#### ABOUT THIS EXERCISE
Lines with the word "Spotter" in them must be copied from the records below.

Start of DATA EXTRACTS

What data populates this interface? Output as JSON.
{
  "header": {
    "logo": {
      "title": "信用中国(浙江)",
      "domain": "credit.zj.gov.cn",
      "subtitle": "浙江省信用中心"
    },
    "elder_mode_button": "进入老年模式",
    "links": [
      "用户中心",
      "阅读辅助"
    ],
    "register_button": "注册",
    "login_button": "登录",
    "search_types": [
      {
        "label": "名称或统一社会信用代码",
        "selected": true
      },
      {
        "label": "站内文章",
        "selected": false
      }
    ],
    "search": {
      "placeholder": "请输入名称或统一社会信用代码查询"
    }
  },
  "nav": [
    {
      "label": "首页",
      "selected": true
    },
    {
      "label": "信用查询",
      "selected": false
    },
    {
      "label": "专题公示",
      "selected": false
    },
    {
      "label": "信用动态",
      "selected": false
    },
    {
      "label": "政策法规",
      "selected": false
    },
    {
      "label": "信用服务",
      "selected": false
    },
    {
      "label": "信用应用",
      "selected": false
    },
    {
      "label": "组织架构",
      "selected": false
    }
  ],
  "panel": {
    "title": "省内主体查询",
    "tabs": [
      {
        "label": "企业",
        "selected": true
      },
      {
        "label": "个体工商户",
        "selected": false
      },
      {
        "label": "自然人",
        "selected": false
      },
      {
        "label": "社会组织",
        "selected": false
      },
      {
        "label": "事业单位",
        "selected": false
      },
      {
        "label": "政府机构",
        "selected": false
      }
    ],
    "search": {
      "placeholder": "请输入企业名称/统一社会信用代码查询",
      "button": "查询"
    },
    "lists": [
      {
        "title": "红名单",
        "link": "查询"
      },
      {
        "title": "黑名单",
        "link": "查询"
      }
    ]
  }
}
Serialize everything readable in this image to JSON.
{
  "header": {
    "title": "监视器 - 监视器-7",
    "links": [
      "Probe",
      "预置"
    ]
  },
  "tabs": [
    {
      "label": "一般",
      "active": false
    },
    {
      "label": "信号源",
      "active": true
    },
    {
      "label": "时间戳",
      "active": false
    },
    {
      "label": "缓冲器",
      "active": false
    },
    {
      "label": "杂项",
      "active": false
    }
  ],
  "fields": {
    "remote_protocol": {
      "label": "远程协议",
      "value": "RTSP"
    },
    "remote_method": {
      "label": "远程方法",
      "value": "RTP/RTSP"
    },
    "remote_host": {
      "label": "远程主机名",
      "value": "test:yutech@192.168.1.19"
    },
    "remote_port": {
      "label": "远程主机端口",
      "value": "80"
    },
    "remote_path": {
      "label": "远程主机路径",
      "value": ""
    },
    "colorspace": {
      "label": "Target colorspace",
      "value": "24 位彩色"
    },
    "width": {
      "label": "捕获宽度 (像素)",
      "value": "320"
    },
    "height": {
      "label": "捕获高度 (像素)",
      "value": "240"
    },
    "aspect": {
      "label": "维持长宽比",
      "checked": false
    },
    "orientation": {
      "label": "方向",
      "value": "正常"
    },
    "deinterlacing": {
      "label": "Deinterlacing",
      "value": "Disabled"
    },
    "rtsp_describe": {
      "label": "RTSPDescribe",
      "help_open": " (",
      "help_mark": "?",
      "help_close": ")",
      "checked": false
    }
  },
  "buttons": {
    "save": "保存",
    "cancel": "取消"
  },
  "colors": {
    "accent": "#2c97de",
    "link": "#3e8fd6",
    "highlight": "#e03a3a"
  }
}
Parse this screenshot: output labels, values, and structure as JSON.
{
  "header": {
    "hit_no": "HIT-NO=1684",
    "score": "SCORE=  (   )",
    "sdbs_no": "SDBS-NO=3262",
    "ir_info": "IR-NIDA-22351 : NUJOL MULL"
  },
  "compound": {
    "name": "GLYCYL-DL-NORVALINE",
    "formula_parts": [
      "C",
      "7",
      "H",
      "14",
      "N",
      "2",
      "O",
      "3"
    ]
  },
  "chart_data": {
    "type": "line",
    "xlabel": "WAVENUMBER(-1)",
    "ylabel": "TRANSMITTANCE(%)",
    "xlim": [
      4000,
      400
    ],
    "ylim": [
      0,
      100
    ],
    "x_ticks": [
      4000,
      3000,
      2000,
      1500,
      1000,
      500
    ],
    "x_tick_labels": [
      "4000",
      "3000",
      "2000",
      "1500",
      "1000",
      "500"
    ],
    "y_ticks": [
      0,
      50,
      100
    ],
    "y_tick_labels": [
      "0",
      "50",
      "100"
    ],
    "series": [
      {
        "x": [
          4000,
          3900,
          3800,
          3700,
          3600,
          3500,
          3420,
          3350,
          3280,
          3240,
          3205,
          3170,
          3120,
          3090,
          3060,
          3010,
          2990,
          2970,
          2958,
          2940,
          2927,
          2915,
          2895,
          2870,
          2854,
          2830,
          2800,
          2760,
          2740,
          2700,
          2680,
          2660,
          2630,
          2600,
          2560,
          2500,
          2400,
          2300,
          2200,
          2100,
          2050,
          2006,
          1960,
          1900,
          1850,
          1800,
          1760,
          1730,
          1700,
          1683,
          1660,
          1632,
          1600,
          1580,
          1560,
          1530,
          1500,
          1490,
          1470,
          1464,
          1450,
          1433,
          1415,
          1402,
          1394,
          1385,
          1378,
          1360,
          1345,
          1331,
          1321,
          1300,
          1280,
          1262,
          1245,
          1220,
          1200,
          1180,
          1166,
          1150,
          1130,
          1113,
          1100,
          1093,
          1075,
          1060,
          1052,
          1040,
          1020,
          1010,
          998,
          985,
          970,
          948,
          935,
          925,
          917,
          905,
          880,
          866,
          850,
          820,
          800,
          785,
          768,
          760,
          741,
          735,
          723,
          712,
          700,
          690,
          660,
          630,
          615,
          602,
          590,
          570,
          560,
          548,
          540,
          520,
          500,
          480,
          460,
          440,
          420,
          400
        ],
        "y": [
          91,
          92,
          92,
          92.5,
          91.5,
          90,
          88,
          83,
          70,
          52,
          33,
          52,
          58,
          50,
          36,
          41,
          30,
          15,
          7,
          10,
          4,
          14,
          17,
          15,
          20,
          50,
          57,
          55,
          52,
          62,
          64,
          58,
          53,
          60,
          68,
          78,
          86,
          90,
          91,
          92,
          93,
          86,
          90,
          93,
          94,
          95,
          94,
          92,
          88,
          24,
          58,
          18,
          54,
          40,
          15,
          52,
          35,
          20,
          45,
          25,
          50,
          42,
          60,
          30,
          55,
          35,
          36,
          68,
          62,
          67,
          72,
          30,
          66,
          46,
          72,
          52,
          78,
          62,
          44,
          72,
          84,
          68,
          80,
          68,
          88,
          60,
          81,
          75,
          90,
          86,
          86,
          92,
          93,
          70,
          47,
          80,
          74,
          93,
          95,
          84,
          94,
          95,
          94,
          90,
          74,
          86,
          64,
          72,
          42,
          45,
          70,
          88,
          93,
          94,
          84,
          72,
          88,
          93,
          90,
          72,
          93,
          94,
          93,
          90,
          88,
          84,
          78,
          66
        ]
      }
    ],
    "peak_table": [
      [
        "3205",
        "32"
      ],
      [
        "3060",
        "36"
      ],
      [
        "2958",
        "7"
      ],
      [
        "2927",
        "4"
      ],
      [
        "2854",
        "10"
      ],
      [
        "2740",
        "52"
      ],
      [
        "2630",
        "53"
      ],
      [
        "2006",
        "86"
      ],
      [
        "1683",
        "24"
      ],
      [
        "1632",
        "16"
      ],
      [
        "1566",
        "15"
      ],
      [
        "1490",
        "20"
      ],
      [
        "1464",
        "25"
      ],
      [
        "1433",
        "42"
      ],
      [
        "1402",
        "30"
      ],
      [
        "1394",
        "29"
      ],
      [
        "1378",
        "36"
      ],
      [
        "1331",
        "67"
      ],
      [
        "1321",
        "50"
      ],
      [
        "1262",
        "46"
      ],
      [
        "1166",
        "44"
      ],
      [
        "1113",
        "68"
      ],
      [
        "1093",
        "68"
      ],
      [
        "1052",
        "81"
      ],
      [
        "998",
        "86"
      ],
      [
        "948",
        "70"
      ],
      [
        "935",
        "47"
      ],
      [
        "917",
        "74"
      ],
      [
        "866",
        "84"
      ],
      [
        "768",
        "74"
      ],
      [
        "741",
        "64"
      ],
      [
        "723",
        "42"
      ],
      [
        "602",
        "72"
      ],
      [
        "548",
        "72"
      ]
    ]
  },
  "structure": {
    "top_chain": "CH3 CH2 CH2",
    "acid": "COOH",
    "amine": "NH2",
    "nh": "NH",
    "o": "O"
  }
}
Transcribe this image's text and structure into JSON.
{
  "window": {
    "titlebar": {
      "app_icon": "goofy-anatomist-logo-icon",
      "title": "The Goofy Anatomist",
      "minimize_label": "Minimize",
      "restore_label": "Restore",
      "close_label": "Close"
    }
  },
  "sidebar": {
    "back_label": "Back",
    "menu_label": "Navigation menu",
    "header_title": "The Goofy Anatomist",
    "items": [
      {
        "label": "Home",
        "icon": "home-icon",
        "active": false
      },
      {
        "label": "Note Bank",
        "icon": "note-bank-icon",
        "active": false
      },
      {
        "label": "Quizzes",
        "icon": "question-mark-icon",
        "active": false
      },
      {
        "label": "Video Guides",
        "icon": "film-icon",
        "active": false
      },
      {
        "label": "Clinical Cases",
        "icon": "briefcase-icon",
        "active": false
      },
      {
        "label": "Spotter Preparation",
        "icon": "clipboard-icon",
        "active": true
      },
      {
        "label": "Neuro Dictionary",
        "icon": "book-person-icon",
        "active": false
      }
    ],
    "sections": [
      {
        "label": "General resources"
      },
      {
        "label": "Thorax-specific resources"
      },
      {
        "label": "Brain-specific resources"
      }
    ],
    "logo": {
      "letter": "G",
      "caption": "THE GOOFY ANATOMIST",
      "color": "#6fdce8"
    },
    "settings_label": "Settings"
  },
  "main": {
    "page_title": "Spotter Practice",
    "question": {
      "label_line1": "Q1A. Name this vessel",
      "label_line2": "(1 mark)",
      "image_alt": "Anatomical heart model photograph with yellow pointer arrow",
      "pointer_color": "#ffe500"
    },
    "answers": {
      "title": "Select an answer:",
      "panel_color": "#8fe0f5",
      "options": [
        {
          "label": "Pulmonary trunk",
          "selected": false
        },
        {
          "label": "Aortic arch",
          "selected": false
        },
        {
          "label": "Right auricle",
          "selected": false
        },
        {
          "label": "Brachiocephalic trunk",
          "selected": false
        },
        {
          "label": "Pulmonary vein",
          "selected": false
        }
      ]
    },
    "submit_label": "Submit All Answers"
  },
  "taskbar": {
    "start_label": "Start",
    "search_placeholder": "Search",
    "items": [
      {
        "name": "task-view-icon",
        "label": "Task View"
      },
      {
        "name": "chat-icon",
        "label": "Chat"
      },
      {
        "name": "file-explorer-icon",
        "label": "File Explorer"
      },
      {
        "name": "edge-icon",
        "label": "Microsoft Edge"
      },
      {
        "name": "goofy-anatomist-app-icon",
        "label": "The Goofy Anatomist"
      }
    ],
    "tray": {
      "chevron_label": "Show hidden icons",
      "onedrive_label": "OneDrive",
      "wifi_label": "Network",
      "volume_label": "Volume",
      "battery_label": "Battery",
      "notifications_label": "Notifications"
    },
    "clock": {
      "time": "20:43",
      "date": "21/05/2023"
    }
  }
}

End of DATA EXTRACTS

#### OUTPUT OF THE TASK
        "label": "Spotter Preparation",
    "page_title": "Spotter Practice",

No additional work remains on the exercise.